- Download these books for free: A2L Consulting currently has 17 e-books circulating on a variety of litigation and presentation topics. For board presentations, I recommend downloading these three free books:
- How to Deliver a Great Presentation
- How to Build Persuasive Visual Presentations
- Storytelling for Litigators: Building a Great Narrative
- Read these presentation-focused articles: Of all of the hundreds of presentation-focused articles on our site, I think you will get the most value out of these 10 articles listed below when preparing a board presentation (many are linked throughout this article as well):
- 21 Steps I Took For Great Public Speaking Results
- The 12 Worst PowerPoint Mistakes Litigators Make
- 3 Ways to Force Yourself to Practice Your Trial Presentation
- Practice, Say Jury Consultants, is Why Movie Lawyers Perform So Well
- How to Structure Your Next Speech, Opening Statement or Presentation
- 7 Ways to Draft a Better Opening Statement
- Presentation Graphics: Why The President Is Better Than You
- 16 Trial Presentation Tips You Can Learn from Hollywood
- 12 Reasons Bullet Points Are Bad (in Trial Graphics or Anywhere)
- 6 Trial Presentation Errors Lawyers Can Easily Avoid
- One concept per slide: Steve Jobs was a master of this technique.
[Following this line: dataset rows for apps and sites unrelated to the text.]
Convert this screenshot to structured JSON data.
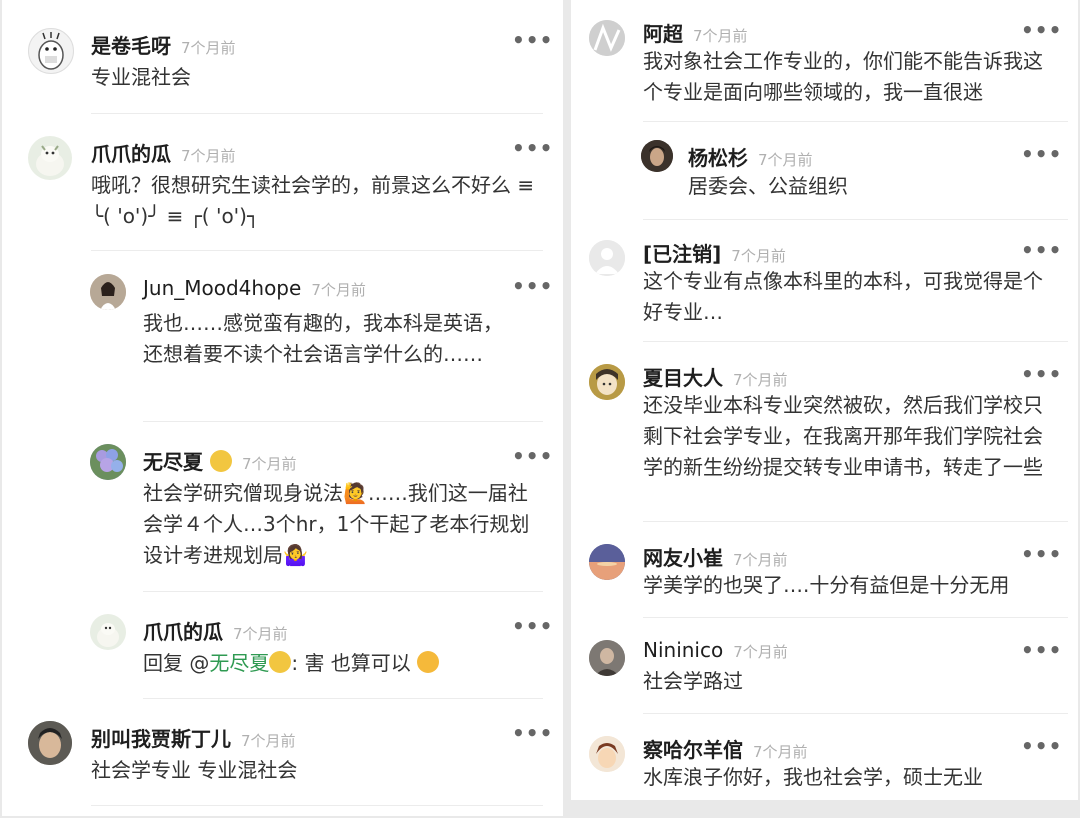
{
  "time_label": "7个月前",
  "more_label": "•••",
  "left": [
    {
      "name": "是卷毛呀",
      "body": "专业混社会"
    },
    {
      "name": "爪爪的瓜",
      "body": "哦吼？很想研究生读社会学的，前景这么不好么 ≡ ╰( 'o')╯ ≡ ┌( 'o')┐"
    },
    {
      "name": "Jun_Mood4hope",
      "body": "我也……感觉蛮有趣的，我本科是英语，还想着要不读个社会语言学什么的……"
    },
    {
      "name": "无尽夏",
      "body": "社会学研究僧现身说法🙋……我们这一届社会学４个人…3个hr，1个干起了老本行规划设计考进规划局🤷‍♀"
    },
    {
      "name": "爪爪的瓜",
      "reply_prefix": "回复 @",
      "mention": "无尽夏",
      "reply_text": ": 害 也算可以"
    },
    {
      "name": "别叫我贾斯丁儿",
      "body": "社会学专业 专业混社会"
    }
  ],
  "right": [
    {
      "name": "阿超",
      "body": "我对象社会工作专业的，你们能不能告诉我这个专业是面向哪些领域的，我一直很迷"
    },
    {
      "name": "杨松杉",
      "body": "居委会、公益组织"
    },
    {
      "name": "[已注销]",
      "body": "这个专业有点像本科里的本科，可我觉得是个好专业…"
    },
    {
      "name": "夏目大人",
      "body": "还没毕业本科专业突然被砍，然后我们学校只剩下社会学专业，在我离开那年我们学院社会学的新生纷纷提交转专业申请书，转走了一些"
    },
    {
      "name": "网友小崔",
      "body": "学美学的也哭了….十分有益但是十分无用"
    },
    {
      "name": "Nininico",
      "body": "社会学路过"
    },
    {
      "name": "察哈尔羊倌",
      "body": "水库浪子你好，我也社会学，硕士无业"
    }
  ],
  "colors": {
    "mention": "#2f9a52",
    "time": "#b0b0b0"
  }
}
He would simply show a word or a picture and talk about it. You needn't be so avant-garde in your approach, but I do think you should keep your thoughts to one per slide, especially in a persuasive presentation.
- Learn to Use the B-key: Most people don't know that when using a presentation program, hitting the "B" key will black out the screen. Hitting it again will instantly bring it back on. Unless leaving up a slide that is not directly related to the point you are making serves some purpose, hit the B-key when speaking to focus the attention on what you are saying.
- Own the Technology: The technology you will use to present works as expected about half the time in my experience. To the extent that you can, control all of the technology in the presentation room to avoid a presentation technology meltdown.
- Tell a Story: There is real value in using stories as a persuasion tool. We're presenting a free webinar on this topic next month. If you are subscribed to this blog, you will see a notice about it soon. In the meantime, here is an article and a video about one presentation that features A+ storytelling.
- Do you Really Need a Visual Presentation? Most people prefer to receive information visually. With that said, not every presentation will benefit from a visual presentation, particularly if it is not done well. You must ask yourself whether you need a presentation to fulfill your intended purpose and whether you honestly intend to put in the work required to do it well. Sometimes, it is best to avoid a visual presentation altogether.
- Seek Help Early Not Late: As I mentioned earlier, we often prepare presentations for use outside the courtroom at A2L Consulting. We even prepare such presentations gratis for our clients when we can. The one thing I can say about every time that we have helped is that the earlier you start, the better the presentation. There is simply no fast-forward button on the creative process. Get help, but get it early.